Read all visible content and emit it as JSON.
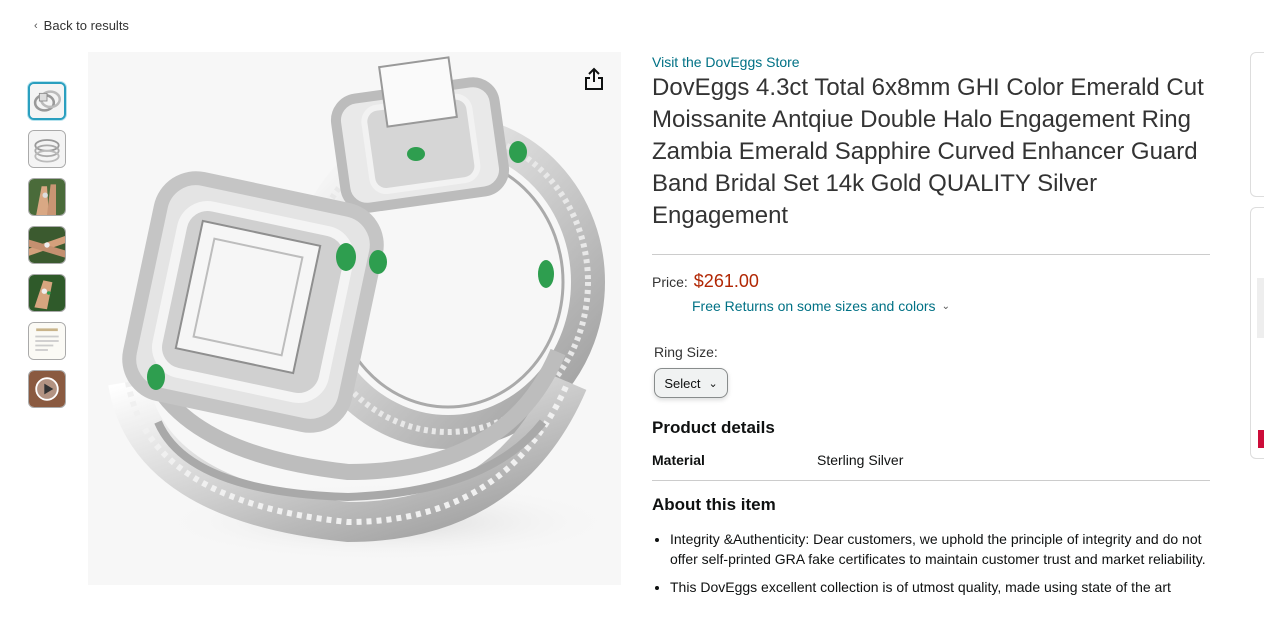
{
  "nav": {
    "back_label": "Back to results"
  },
  "gallery": {
    "thumbnails": [
      "ring-image",
      "ring-set-image",
      "hand-image",
      "hands-image",
      "hand-image",
      "certificate-image",
      "video-thumbnail"
    ],
    "active_index": 0
  },
  "product": {
    "store_link": "Visit the DovEggs Store",
    "title": "DovEggs 4.3ct Total 6x8mm GHI Color Emerald Cut Moissanite Antqiue Double Halo Engagement Ring Zambia Emerald Sapphire Curved Enhancer Guard Band Bridal Set 14k Gold QUALITY Silver Engagement",
    "price_label": "Price:",
    "price": "$261.00",
    "returns_text": "Free Returns on some sizes and colors",
    "ring_size_label": "Ring Size:",
    "ring_size_select": "Select"
  },
  "details": {
    "heading": "Product details",
    "rows": [
      {
        "key": "Material",
        "value": "Sterling Silver"
      }
    ]
  },
  "about": {
    "heading": "About this item",
    "bullets": [
      "Integrity &Authenticity: Dear customers, we uphold the principle of integrity and do not offer self-printed GRA fake certificates to maintain customer trust and market reliability.",
      "This DovEggs excellent collection is of utmost quality, made using state of the art"
    ]
  },
  "colors": {
    "link": "#007185",
    "price": "#b12704",
    "accent": "#2a9fbf",
    "emerald": "#2e9e4f"
  }
}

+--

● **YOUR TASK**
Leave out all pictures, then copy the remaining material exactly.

● **THE ANSWER**
Read all visible content and emit it as JSON.
{
  "nav": {
    "back_label": "Back to results"
  },
  "gallery": {
    "thumbnails": [
      "ring-image",
      "ring-set-image",
      "hand-image",
      "hands-image",
      "hand-image",
      "certificate-image",
      "video-thumbnail"
    ],
    "active_index": 0
  },
  "product": {
    "store_link": "Visit the DovEggs Store",
    "title": "DovEggs 4.3ct Total 6x8mm GHI Color Emerald Cut Moissanite Antqiue Double Halo Engagement Ring Zambia Emerald Sapphire Curved Enhancer Guard Band Bridal Set 14k Gold QUALITY Silver Engagement",
    "price_label": "Price:",
    "price": "$261.00",
    "returns_text": "Free Returns on some sizes and colors",
    "ring_size_label": "Ring Size:",
    "ring_size_select": "Select"
  },
  "details": {
    "heading": "Product details",
    "rows": [
      {
        "key": "Material",
        "value": "Sterling Silver"
      }
    ]
  },
  "about": {
    "heading": "About this item",
    "bullets": [
      "Integrity &Authenticity: Dear customers, we uphold the principle of integrity and do not offer self-printed GRA fake certificates to maintain customer trust and market reliability.",
      "This DovEggs excellent collection is of utmost quality, made using state of the art"
    ]
  },
  "colors": {
    "link": "#007185",
    "price": "#b12704",
    "accent": "#2a9fbf",
    "emerald": "#2e9e4f"
  }
}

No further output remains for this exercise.